Vol. 5, No. 1, Winter 2019, 18-20.




Book Review

Behl, Natasha. Gendered Citizenship: Understanding Gendered Violence in Democratic India. Oxford University Press, 2019. (184 pages, ISBN: 9780190949426)


Natasha BehlÕs Gendered Citizenship is a fresh and rich contribution to the emerging literature of gender studies. She focuses on the gender-aspect of the concept of citizenship, especially in the context of Indian democracy. She juxtaposes the high claims of democracy of the Indian state with the local realities of culture, religion, and caste system. Beginning with a cold-blooded incident of rape of a young woman traveling on a local bus, Behl employs the ethnographic methodological approach to demonstrate the lived experiences, meaning-making processes, and self-reflexivity of women in the public spheres of the country. She critiques the so-called liberal claims of Indian democracy, where gender based violence and exclusion of women is widespread. She points out that although Indian women are visible on different public forums and institutions, but they are always faced with the included-exclusion dilemma.

Behl argues that conventional understanding of citizenship and democracy cannot help much to define and understand the pervasive gender violence in either public or private sphere. She exemplifies it by pointing to the theoretical and methodological blind spots in the mainstream political science scholarship that have only led to the re-production of gender blindness and legitimization of gender violence. On her part then she takes a different line of understanding by rendering a critical analysis of sexual violence law and an in-depth ethnography of the Sikh community. Accordingly, she explores the contradictory nature of the claims of Indian democracy, and argues that it has gravely affected its institutions, sometimes marginalized its citizens, and put their lives at risk.

One of the most interesting aspects of BehlÕs book is discussed in the second chapter; she upends longstanding academic assumptions about democracy, citizenship, religion, and gender in Indian democracy. She responds to a gap in the citizenship literature by developing a framework of situated citizenship, which facilitates empirical analysis of exclusionary inclusion in different contexts. Therefore, she explains that situated citizenship establishes the truth that citizenship is more than a fixed legal status; it is also a situated social relation. The concept explains how uneven and unequal experiences are created, maintained and challenged in the private and public spheres through social practices often compounded by gender, caste, class, religion and nation. She mentions that situated citizenship and exclusionary inclusion can be applied to lived-experiences of unequal democracy in any part of the world, but especially the gender-based experiences of unequal democracy in India. She further elucidates in chapter three that how state and formal legal equality can operate in the form of undemocratic and exclusionary methods. She shows that the mechanism of exclusionary inclusion operates at state, civil society, religious community and home levels, thus relegating women to the status of second-class citizen.

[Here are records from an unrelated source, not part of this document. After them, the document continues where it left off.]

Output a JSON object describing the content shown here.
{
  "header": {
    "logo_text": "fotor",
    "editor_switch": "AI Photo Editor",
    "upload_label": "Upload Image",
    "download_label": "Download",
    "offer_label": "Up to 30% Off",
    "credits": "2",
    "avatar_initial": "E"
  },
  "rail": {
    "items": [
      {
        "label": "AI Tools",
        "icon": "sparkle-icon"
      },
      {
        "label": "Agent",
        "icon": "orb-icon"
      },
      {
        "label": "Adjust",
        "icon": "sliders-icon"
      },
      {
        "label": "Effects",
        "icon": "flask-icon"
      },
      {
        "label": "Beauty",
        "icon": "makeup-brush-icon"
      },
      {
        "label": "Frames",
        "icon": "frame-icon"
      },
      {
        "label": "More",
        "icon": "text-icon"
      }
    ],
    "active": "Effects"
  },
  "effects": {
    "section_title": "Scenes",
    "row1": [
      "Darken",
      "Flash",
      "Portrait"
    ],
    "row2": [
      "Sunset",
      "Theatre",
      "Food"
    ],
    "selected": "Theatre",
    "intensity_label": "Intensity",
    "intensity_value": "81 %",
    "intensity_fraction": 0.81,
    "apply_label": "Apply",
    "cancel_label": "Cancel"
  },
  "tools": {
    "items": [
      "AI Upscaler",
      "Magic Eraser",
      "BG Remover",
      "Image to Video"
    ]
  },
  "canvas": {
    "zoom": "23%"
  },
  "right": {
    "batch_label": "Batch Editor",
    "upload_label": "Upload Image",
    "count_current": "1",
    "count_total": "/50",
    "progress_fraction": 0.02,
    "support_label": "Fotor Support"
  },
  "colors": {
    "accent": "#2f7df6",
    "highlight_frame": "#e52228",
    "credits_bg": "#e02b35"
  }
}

In chapter five, she discusses that unlike prevailing academic understandings on the relationship between secular state (democratic) and religious communities (undemocratic) in India, some religious spaces and practices can be sites for renegotiating democratic participation, and uncovers how some women engage in religious community in unexpected ways to link gender equality and religious freedom as shared goals. Therefore, through ethnographic study of Sikh community, she underscores that religious communities can be resource for womenÕs active citizenship and can resist their exclusionary inclusion. The detailed ethnographic evidence of Sikh women and their experiences in religious practices and spaces establishes that religion is not as oppressive as perceived by many scholarships. She also shows that the experiences of western liberal democracies and citizenship are different from developing countries like India. A situated approach to citizenship establishes and uncovers that some women actively engage in religious activities in quite surprising ways and thus try to create egalitarian gender relations. The book also contributes to the study of womenÕs agency in religious and devotional organizations as well. It challenges the conventional understanding of devout and religious women as either powerful or oppressed.

Behl takes up the case of Sikh community due to certain interesting reasons. For example, Sikhs believe that their faith and community practices are free of gender- and caste-based distinction and discrimination. Even though, in fact, in the present day India, Sikhs have much in common of their religious and cultural practices with other communities. She takes Sikhs as a minority community that provides an insight into the challenges of gender inequality in the democratic state of India plagued with gender discrimination, caste system, classes, tribes, and linguistic issues. The case of Sikh community also highlights the tensions between state and religious community, the majority and minority religions, and tensions among state, community and gender. Above all, the Sikh community provides examples of lived experience of gender inequality, which provide reflection on womenÕs conflicting experience of sense of belonging in the state. In her final chapters, she tries to address how one minority religious community in India both uphold exclusionary inclusion and tries to resist it. By employing in-depth interviews and participant observation, Behl highlights how Sikh women struggle to escape the gendered norms, religiosity, and the discourse of purity, pollutedness, and inferiority by associating themselves with devotional organizations such as Sukhmani Seva Society. In this way they try to enact their citizenship rights through their religious commitments. She thinks that Sikh women participation in such religious associations can educate scholars and civil society activists about the present impasse in the discourse related to state, religious community and gender in India.


Noreen Naseer

Assistant Professor

Political Science

University of Peshawar.